(Medical Xpress)—Scientists can now detect early features of Alzheimer's disease using magnetic resonance imaging (MRI) scans.
In a study conducted by the Queensland Brain Institute (QBI) at The University of Queensland (UQ), researchers using MRI scans were able to detect loss of basal forebrain cholinergic neurons – an early and key feature of Alzheimer's disease.
Lead researcher Professor Elizabeth Coulson from QBI and her team used modeling techniques to observe the protein receptors in the brain responsible for cell death in the relevant region of the brain before the onset of Alzheimer's disease.
"The aim of this study was to determine whether loss of basal forebrain cholinergic neurons underpins changes, which can be detected through MRI using diffusion tensor imaging (DTI)," Professor Coulson said.
"By doing this, we were able to pinpoint significant signs of Alzheimer's onset, before the basal forebrain cells had actually deteriorated.
"Detecting cells before they die or degenerate gives opportunity for targeted intervention.
"It allows patients the opportunity to receive treatment to either reduce the effects or cease the onset of Alzheimer's."
Scientists are now looking to use DTI scans to detect these early signs of Alzheimer's in humans.
"These findings provide increased support for using DTI and probabilistic tractography as non-invasive tools for diagnosing and/or monitoring the progression of conditions affecting the integrity of the basal forebrain cholinergic system in humans, including Alzheimer's disease," Dr Coulson said.
The project will be published in NeuroImage, Volume 66, 1 February 2013, Pages 133–141.
More information: www.sciencedirect.com/science/… l/10538119/66/supp/C
Provided by University of Queensland

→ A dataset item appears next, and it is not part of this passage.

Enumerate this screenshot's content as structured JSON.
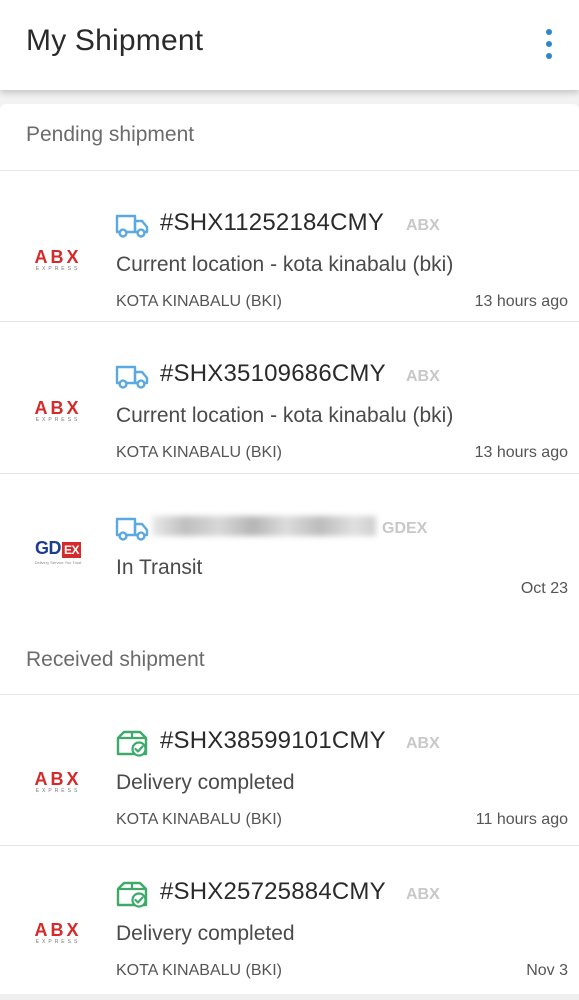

"MRI scans gain attention as diagnostic tool for Alzheimer's detection." February 11th, 2013. http://medicalxpress.com/news/2013-02-mri-scans-gain-attention-diagnostic.html